Pork also benefits from a condensed soup treatment, and the other white meat goes further when chopped up and mixed in with cooked rice. The recipe calls for pork loin, but inexpensive country ribs can also do the trick, adding a little more satisfying fat besides. If you happen to have pork chops on hand, you can use those as well. Celery and onions form the vegetable base, but feel free to add carrots or cauliflower for more nutrition. You can also increase the rice by half a cup for a bigger yield.
08 of 14
Tex-Mex is a surefire way to make rice irresistible, and this vegetarian-friendly recipe is no exception. Rice and beans are one of the food world’s happiest, thriftiest couples, and they keep things hot with chili powder and hot sauce as well as attitudes fresh with zippy lime and cilantro. Wrapping the whole dish in a big tortilla does more than make it conveniently handheld—it also makes it more filling. For more meatless protein, use Greek yogurt in lieu of sour cream; for variations, scroll down on the recipe page for enough ideas for every day of the week.Continue to 9 of 14 below.
09 of 14
Who says rice and beans are reserved for lunch and dinner alone? Start your day with a power bowl. Putting eggs on rice and simply seasoned beans then topping it with a sprinkle of cheese and green salsa is economical, filling, and absolutely delicious. Red salsa or pico de gallo would do just fine, too, if that’s what you have on hand. Either will seep beautifully into the rice with a perfectly runny yolk.
10 of 14

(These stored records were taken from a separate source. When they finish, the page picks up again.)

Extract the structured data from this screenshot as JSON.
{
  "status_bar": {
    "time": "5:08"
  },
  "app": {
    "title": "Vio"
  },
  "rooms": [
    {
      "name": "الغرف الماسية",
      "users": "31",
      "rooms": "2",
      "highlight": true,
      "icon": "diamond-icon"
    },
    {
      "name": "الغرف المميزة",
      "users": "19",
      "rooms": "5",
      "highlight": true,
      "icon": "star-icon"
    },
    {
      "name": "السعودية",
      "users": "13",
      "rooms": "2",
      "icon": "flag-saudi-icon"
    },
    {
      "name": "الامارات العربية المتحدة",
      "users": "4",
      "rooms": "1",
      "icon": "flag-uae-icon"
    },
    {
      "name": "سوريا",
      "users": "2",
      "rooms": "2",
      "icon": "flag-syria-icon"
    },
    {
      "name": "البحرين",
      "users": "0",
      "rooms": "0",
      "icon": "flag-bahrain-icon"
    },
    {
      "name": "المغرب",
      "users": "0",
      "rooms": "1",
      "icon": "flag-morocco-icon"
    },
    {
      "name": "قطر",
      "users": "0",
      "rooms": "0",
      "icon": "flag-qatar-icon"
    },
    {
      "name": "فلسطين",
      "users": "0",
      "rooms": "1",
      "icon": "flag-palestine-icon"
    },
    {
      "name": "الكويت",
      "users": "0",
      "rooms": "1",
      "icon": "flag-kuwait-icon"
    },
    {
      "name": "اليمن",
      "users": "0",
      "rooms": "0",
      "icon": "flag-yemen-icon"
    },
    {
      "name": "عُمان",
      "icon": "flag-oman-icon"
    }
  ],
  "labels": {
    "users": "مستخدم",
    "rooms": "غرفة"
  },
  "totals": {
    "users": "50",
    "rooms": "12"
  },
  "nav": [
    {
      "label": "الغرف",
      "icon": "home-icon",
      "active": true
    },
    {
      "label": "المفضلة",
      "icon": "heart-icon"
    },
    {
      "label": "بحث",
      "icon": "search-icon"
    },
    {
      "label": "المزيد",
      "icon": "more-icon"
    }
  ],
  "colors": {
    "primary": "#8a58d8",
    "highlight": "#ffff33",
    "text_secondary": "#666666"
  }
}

Another popular way to have rice in the morning is as congee—it’s how millions of Chinese, Burmese, Indonesian, and Japanese people opt to break their fast. Imagine a soupy, savory version of oatmeal, vaguely sweet with natural rice water or mildly savory with stock. This foundational recipe sets the stage for custom add-ins, such as shredded meats, minced aromatics like ginger, and soft-boiled eggs. Another common way to enjoy it is as a palate cleanser between little bites of mixed dishes laid out family style.
11 of 14
Another long-simmering rice recipe, this classic Italian dish is made much more affordable with this hack that subs in cheaper long-grain rice for costlier arborio, the traditional risotto varietal. A mere two cups and four boneless breasts offers an elegant six to eight servings, and plenty of broth makes a cup of shredded cheese go far as it melts across the grains.
12 of 14
Peppers are even more fantastic for stuffing, and equally cute and tidy-looking. They’re also easy to make in batches for convenient heat-and-eat lunches and dinners. For a variation, this rice-stuffed pepper spin trades pricier beef for chopped cooked chicken, and adds creaminess with mayonnaise and curry for an unexpected pop.Continue to 13 of 14 below.
13 of 14
Onigiri is another filling rice recipe in a neat little package. This Japanese dish takes only five minutes to prep and gets you a dozen seasoned meat and rice balls with a mere half pound of dark-meat chicken. You can form them into whatever shape you like and surround them with nori—seaweed sheets—for wrapped onigiri. Eat them warm and fresh, or chill them and let them firm up for a convenient, satisfying meal base or snack
14 of 14
When your sweet tooth strikes, return to rice. Two eggs, milk, and sugar turn a cup of leftover grains into a cinnamon- and vanilla-scented treat in just 50 minutes. You can easily make this dessert dairy free, too, by using substitutes such as soy or almond milk.